pp. 224-241

Weapons Traffic in Russia’s Caucasus

Stephen R. Bowers

Liberty University, Lynchburg, Virginia

Zaur Borov Nalchik


Kyle M. O’Neill

Liberty University, Lynchburg, Virginia

Since the first Chechen war of 1996, the Chechen conflict and – other violent clashes in the North Caucasus region – have been driven less by traditional nationalist-separatist motives and more by an adherence to radical Islam. The Moscow terrorist attacks in March, 2010, sparked renewed concern about spreading violence from the North Caucasus radical Islamic community. Corruption, drug addiction, extremism and terrorism fuel an illegal weapons traffic in the North Caucasus. Corruption in Russian military circles is an especially significant factor. Illegal weapons traffic in these regions is linked with both organized crime and terrorist activities. Most arms dealers are motivated primarily by profit rather than by a political agenda.
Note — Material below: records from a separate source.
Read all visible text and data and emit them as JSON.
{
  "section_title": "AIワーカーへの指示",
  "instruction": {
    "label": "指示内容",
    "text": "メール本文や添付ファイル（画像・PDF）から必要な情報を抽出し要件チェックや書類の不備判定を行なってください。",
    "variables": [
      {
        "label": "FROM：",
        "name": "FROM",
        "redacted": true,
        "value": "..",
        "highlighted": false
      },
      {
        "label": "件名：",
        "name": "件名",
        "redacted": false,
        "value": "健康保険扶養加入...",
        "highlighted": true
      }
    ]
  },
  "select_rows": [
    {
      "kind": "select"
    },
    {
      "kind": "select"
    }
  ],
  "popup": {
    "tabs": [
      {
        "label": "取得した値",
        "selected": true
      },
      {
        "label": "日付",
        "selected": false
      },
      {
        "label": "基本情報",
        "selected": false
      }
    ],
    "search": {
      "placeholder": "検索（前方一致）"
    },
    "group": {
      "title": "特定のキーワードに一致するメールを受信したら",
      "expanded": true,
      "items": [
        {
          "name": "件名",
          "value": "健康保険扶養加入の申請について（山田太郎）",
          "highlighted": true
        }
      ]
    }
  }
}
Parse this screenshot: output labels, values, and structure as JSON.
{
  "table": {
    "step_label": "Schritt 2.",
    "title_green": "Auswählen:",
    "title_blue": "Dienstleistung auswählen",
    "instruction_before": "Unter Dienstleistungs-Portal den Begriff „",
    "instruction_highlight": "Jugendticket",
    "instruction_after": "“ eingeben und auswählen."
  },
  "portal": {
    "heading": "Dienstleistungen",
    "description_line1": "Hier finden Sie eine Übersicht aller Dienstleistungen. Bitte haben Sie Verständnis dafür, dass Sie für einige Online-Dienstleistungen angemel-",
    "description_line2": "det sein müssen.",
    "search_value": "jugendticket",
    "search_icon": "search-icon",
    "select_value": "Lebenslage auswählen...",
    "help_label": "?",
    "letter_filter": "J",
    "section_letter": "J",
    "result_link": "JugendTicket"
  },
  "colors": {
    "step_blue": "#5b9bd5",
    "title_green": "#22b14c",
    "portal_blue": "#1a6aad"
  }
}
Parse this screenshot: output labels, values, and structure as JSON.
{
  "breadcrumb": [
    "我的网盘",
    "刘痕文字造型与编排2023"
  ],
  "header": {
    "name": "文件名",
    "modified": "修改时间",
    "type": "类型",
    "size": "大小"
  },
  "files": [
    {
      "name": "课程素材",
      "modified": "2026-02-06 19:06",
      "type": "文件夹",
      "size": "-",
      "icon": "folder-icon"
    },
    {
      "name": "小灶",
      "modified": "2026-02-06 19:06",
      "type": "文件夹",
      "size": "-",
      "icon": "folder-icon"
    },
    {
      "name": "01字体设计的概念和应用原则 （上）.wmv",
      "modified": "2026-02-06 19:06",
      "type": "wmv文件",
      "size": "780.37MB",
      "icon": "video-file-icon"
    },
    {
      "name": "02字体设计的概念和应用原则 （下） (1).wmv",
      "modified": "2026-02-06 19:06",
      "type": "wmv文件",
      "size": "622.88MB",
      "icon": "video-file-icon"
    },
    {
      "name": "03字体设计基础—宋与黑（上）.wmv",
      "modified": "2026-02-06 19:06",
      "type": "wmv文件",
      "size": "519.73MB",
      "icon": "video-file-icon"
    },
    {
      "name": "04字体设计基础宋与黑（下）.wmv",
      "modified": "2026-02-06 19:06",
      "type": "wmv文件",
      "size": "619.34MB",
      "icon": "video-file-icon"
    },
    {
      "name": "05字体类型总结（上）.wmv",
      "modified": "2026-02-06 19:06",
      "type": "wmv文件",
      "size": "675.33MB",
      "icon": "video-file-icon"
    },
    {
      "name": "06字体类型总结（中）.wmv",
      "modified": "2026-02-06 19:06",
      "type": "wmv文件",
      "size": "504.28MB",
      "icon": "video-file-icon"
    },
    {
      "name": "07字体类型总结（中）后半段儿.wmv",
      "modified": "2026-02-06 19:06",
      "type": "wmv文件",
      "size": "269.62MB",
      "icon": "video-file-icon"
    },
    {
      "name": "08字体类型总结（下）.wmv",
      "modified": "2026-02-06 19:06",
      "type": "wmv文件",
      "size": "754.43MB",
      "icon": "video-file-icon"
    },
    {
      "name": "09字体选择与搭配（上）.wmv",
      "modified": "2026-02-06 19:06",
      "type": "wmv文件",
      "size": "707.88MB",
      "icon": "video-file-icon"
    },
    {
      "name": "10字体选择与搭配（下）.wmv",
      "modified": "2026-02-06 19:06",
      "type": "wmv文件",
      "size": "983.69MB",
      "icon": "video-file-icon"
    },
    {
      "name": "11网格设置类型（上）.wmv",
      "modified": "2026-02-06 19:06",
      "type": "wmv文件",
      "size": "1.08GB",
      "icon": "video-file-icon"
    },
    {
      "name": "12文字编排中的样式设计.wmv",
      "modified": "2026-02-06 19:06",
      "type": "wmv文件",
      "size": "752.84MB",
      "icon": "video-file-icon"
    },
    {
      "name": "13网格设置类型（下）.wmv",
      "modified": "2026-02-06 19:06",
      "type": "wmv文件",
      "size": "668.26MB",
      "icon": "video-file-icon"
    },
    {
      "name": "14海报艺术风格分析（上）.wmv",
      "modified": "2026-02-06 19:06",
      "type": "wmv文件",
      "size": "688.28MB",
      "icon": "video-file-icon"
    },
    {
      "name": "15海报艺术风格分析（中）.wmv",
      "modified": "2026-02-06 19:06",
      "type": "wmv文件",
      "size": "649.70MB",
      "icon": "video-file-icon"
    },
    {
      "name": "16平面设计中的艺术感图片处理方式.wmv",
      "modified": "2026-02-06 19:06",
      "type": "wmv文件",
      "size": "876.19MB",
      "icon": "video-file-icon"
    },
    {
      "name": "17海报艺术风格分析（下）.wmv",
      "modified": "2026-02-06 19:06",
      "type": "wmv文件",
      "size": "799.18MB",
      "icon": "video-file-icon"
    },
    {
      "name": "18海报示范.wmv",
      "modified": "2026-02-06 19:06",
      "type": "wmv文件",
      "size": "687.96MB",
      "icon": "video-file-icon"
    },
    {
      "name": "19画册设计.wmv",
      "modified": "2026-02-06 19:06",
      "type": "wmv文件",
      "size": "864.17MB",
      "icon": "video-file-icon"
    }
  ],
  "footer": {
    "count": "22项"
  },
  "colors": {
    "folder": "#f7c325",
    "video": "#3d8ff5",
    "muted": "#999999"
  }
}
There is a growing trade in components, products and substances used in the manufacturing of mass destruction weapons (chemical, biological and nuclear). Many of the most recent Russian weapons, such as the AN-94 assault rifle, have gone directly from the factory to the Caucasus arms bazaars. Chechen troops had the B-94 before it was issued to Russian soldiers. With increasing frequency counterfeit dollars are used for purchases. Weapons traffic in the Caucasus has a global reach that affects political stability and security all the way from Eastern Europe to the Middle East.